Why are So Many Luxury Apartments Being Built? Will the Demand Keep Up?
This past week, CNBC published an article suggesting that “There is an acute crisis headed our way” in the multifamily real estate sector. The article surmises that the upper end of the luxury market is overbuilt and susceptible to a flattening or a market correction. In fact, apartment developers in the 150 largest US cities delivered 395,775 new housing units last year, which marks a 46% increase Y-o-Y. Of these new housing units, nearly 75-80% of them are considered luxury communities.

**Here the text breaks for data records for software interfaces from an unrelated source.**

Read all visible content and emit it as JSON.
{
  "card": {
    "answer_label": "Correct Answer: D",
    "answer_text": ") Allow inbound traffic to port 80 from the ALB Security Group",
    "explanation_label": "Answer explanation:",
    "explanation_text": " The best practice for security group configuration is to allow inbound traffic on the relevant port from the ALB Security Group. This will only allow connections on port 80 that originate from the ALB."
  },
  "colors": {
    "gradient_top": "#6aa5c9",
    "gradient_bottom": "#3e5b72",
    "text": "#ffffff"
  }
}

While living in Boston over the past few years, I have witnessed many major developments being built at a breakneck speed. Not surprisingly, the overwhelming majority of these properties are high-end luxury apartments that your average citizens cannot afford. In fact, the Spotlight Team at the Boston Globe recently published a series of articles that focused on the development of the new “Seaport” neighborhood. The article highlighted its lack of affordable housing and an overabundance of luxury housing that does not cater to the diverse population in the city.
With the advent of all of these new luxury multifamily properties, does this put the entire multifamily industry at risk of a flattening or collapse? The risk to Class A new construction is apparent if the market flattens, however; existing Class B & C multifamily communities are uniquely positioned to withstand market imbalances and corrections. Let’s go through why there has been such a luxury boom and what will happen if demand subsides.
Luxury Demand is Strong
There are a couple of key drivers behind the demand for luxury apartments. Millennials and empty-nester baby boomers are descending on city centers like Boston, Austin & Denver with a discerning taste for high-end finishes and amenity-packed buildings. One specific reason for this boom is that many double income millennial households and empty nesters that can afford to buy are opting to rent. Perks such as high-end fitness centers, concierge services, and full-service pet spas are becoming the standard. With each new building, it seems as though there is an amenities arms race. Developers are aggressively incorporating these types of modern perks into their projects; however, it doesn’t come cheap.
New Construction is Cost Prohibitive
The main reason why the overwhelming majority of new housing complexes you see coming on the market are luxury is due to the ever-rising cost of construction labor and materials. The demand for construction labor is at an all-time high and the cost of materials is the most they have ever been. As Toby Bozzuto, CEO of Bozzuto Group puts it, "The two-by-four doesn't care whether it's in a luxury building or in an affordable building. It costs the same." As a result of high materials and labor costs and the appreciation of the raw land, developers are forced to build luxury products because the numbers simply don’t work to build anything else. Cities are having to enact regulations to force developers to create a certain number of affordable units within their new construction projects. Typically between 10%-20% depending on unit count and location. However, these regulations alone will not provide a meaningful increase in the amount of affordable housing.
If Affordable Housing Can’t Be Built, What is the Alternative?
Throughout the decades there have been building boom and bust cycles. In many markets around the country, you will notice large numbers of apartments constructed between the 1970’s-1990’s. While these properties may feel very out of date compared to what’s being built today, the “bones” are good. Buildings built during this time frame have been constructed with modern materials and techniques and typically only need surface rehabbing with wear items replaced. These apartment communities, and the secondary markets they’re in, are positioned well to counterbalance the flood of new luxury apartments and maintain housing that is relatively affordable. The great thing about these Class B properties is that they typically perform well in all economic climates. When the economy is thriving, Class C tenants move up into Class B properties When the economy is suffering, Class A tenants can no longer justify the luxury rents and typically move down to more affordable class B properties. Investors can typically purchase these properties for a fraction of the cost to build, which allows them to provide a great place to live yet still keep the rents at a level attractive to tenants of many income levels.
Millennials are waiting much longer to purchase their first home, and thus renting for longer. Part of this trend can be attributed to the lack of affordable “starter homes” due to high construction costs, student loans and desire for flexibility. This trend, despite market cycles, could persist and maintain a strong demand for rental properties across the spectrum. Some economists and analysts project that renters will continue to grow as a percentage of the population. Millennials aren’t the only one driving this trend. According to a data company RentCafe, renters over the age of 55 grew by 28% from 2009 to 2015. As the dynamics of the US housing market change, it will be interesting to see if the demand for luxury apartments keeps pace with development.